Prior to that game, Caldwell explained the two points on which Detroit's season had turned.

“I think the big thing is we haven't turned the ball over and we've done a better job stopping the run,” Caldwell said last December. “Those two things kind of jump out at you right away. We've run the ball a little better, and I think overall just operation is better.”

[SHOP BEARS: Get your Bears gear right here]

So there it is, the save-your-season method the Bears seek in arresting their 0-3 free fall. And the wisdom of 10 months ago is spot on for the Bears currently.

The Bears have turned the football over six times through three games. The giveaways have led to 17 points, which arguably stands as a mild compliment to the defense: Four of the six have given the football to the opponent in the Bears' end of the field, at least once per game and by four different players.

And they are indeed the worst running team in the NFL, and the real question going into next Sunday is whether the Bears have the personnel to affect a legitimate running game.

“I think it’s hit and miss, just like us,” said coach John Fox, though not limiting the problems to just that part of his team. “Really in all three phases. I think there’s been some positives. I don’t think we’ve put a complete game together by any stretch. I think that’s evident. Whether it’s the run game, the run defense, the pass game, the pass defense, obviously none of it’s been good enough.”

For Notre Dame, prepare like a champion maybe 'should be our new mantra’

For Notre Dame, prepare like a champion maybe 'should be our new mantra’

SOUTH BEND, Ind. — The “Play Like a Champion Today” sign in the cramped stairwell from the home locker room to the tunnel at Notre Dame Stadium has been a staple of tradition on this campus for decades. But at 1-3, maybe the 2016 Irish need to change that slogan a bit. 

“You have to put everything that you can into each drill, each snap, each everything in this game,” offensive lineman and captain Mike McGlinchey said. “You can't overlook any detail. You can't leave any stone left unturned. It's so important that you prepare as a champion just as much as you want to play like one. And maybe that should be our new mantra.”

Notre Dame has had 10 underclassmen or first-time starters make starts this year, with a host of other inexperienced players seeing significant playing time, too. Right now, the team’s 1-3 record — with that only win coming over an entirely overmatched Nevada side — is a stern reminder of how sub-standard practices during the week can affect what happens on Saturday. 

“You wake up pretty fast when you're 1 and 3,” McGlinchey said. “… What we have felt that good preparation is hasn't been good enough, and we will continue to ramp that up and continue to fight for the best play that we can. And it's about getting that understanding throughout the entire football team, whether you're a freshman or a fifth-year senior, that preparation is the most important thing in this game, and games aren't won on Saturdays in September. They're won in January in the weight room or in the summer doing your drills. And then each week it's won Tuesday, Wednesday, Thursday when you're on the practice field. So if you can prepare the right way, prepare harder with the guys that we have on our team, I'm pretty confident that we can get our jobs done a little bit better.”

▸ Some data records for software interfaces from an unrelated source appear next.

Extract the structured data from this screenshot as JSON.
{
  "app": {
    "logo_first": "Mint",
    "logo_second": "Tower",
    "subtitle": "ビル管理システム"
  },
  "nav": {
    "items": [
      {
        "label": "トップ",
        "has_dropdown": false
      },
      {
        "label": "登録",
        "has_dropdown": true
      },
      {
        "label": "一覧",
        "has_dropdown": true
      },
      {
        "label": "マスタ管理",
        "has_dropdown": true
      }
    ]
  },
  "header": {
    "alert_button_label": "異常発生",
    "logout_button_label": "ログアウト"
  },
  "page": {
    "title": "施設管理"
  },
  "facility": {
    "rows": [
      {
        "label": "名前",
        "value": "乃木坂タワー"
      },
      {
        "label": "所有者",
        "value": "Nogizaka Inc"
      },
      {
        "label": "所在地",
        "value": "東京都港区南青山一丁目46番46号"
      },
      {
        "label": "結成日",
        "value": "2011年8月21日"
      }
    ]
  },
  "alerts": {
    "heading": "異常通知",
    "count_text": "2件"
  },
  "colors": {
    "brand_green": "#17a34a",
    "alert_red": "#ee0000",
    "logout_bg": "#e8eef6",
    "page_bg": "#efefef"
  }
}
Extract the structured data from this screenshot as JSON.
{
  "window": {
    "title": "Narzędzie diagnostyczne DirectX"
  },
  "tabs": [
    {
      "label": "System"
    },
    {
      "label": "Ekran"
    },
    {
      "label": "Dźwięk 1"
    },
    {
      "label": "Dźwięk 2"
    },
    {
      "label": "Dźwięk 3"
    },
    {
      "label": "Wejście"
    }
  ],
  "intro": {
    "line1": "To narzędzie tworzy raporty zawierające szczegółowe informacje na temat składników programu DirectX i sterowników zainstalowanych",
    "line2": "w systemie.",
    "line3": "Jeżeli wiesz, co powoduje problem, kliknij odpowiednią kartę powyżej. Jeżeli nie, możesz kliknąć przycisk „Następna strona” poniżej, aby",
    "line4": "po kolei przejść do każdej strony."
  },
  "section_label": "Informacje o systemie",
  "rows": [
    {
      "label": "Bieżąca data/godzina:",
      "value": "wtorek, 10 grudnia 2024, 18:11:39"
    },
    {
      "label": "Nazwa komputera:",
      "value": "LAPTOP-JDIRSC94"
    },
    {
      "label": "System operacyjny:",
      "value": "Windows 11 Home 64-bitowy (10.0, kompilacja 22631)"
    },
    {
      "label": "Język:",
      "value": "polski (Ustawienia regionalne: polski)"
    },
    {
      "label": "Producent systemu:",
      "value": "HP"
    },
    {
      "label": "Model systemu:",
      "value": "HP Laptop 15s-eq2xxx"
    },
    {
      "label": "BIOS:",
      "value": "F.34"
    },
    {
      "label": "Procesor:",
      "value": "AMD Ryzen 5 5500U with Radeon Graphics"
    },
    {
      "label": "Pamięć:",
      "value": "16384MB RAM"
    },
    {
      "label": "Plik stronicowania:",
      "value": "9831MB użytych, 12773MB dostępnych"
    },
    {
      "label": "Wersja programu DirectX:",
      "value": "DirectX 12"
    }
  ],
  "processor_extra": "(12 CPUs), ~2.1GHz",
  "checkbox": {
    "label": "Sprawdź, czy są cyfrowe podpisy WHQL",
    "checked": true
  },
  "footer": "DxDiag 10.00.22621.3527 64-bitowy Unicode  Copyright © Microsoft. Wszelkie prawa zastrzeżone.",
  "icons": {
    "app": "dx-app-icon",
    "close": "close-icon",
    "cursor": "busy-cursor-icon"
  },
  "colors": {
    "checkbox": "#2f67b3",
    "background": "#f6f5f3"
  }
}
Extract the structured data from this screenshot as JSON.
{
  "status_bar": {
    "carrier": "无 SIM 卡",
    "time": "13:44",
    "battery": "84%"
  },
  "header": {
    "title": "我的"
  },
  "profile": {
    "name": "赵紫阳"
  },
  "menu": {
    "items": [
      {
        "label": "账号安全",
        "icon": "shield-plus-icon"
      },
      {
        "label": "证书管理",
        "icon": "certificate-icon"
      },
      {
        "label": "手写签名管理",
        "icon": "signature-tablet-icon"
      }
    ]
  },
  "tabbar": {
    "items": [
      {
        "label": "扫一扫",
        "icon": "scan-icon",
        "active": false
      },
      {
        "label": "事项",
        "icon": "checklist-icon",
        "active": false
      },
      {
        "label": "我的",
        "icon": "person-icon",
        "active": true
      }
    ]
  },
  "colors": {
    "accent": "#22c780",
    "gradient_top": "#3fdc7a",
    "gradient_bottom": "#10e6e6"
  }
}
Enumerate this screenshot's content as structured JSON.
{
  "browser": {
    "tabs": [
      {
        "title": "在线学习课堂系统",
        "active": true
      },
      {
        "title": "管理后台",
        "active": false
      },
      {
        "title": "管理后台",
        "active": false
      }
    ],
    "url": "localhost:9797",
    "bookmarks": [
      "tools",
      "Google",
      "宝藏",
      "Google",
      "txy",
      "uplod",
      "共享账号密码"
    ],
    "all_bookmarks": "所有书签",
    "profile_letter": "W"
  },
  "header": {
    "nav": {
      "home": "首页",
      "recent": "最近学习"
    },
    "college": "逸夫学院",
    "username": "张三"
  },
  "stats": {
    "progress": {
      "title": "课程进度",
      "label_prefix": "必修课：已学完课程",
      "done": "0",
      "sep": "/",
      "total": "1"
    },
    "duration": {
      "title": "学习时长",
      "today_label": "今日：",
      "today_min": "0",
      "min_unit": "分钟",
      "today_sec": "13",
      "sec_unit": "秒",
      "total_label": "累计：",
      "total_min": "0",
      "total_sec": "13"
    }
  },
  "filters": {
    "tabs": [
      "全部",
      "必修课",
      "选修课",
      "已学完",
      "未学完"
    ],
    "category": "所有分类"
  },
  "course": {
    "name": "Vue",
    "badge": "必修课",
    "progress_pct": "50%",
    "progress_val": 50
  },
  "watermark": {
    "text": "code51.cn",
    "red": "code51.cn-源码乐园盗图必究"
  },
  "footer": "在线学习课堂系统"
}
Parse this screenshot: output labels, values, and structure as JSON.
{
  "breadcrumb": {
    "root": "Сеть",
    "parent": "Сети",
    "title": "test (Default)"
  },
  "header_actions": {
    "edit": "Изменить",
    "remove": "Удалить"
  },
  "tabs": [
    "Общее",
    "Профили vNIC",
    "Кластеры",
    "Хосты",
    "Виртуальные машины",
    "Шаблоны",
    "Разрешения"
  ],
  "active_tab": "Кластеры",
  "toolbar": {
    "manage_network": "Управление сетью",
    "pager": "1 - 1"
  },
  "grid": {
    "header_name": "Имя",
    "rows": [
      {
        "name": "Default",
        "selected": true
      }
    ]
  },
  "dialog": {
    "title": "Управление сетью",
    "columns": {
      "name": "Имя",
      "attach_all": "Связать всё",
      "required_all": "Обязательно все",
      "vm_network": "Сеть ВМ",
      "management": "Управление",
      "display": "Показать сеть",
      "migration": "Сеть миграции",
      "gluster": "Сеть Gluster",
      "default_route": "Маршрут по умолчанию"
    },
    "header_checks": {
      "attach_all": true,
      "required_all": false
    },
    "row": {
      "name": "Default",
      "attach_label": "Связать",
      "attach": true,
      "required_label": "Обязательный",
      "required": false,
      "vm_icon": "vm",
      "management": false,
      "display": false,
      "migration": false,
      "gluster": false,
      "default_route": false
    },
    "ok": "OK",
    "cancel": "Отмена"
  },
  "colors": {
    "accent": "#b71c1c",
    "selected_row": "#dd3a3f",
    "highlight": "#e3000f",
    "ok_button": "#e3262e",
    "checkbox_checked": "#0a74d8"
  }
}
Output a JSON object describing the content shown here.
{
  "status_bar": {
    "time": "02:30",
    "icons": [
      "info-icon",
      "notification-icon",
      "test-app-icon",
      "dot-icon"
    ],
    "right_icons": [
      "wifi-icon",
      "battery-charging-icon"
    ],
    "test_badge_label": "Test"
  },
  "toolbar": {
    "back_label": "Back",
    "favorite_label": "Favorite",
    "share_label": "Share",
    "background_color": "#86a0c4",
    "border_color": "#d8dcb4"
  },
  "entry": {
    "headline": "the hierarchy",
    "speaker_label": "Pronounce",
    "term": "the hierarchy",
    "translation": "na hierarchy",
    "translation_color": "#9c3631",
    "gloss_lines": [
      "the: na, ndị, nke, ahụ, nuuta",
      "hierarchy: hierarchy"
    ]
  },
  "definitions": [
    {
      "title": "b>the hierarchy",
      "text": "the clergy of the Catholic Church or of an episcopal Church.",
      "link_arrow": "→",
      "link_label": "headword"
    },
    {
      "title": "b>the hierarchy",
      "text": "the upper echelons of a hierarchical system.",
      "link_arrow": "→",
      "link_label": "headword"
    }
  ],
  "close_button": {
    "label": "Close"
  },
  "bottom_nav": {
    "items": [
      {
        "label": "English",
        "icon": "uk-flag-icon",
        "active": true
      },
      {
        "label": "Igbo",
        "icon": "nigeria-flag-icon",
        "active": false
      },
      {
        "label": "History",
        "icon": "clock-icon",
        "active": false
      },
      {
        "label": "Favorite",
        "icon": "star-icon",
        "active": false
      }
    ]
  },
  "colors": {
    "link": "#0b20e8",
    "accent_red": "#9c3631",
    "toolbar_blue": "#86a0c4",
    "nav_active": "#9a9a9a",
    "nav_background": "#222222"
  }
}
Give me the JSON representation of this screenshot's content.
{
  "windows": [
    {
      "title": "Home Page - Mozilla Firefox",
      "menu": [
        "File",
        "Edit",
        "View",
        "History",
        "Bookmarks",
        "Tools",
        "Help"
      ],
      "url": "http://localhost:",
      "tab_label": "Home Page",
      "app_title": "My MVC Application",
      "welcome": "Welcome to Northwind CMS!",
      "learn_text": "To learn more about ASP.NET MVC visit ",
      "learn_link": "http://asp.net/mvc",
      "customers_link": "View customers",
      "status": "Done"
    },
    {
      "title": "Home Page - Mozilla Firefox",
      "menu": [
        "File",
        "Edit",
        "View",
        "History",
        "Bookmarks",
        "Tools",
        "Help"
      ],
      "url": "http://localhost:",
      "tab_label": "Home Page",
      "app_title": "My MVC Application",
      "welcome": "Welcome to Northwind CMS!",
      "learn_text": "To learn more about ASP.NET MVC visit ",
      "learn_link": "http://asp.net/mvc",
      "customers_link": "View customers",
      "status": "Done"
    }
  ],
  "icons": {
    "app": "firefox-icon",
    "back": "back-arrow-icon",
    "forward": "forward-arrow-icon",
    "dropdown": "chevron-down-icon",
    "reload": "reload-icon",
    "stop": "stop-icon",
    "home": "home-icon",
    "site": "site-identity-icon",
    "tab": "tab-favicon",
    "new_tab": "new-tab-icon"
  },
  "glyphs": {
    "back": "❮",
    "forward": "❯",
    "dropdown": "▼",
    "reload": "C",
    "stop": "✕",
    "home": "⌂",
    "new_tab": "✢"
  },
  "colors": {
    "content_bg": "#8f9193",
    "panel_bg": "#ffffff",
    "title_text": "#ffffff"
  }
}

Linebacker and captain James Onwualu agreed with McGlinchey’s assessment. 

“We've always tried to prepare to the best of our ability,” Onwualu said. “We practice hard. I think it's just the fact that we need to start practicing a little bit smarter, and the coaches have made a couple of changes, like I said, so practices are a little bit different. Still practicing with great intensity and continuing to push these younger guys to focus in on their job.”

For Notre Dame, everything is on the table when all of a sudden bowl eligibility could be at stake. Including even tweaking, for themselves, one of college football’s most famous sayings.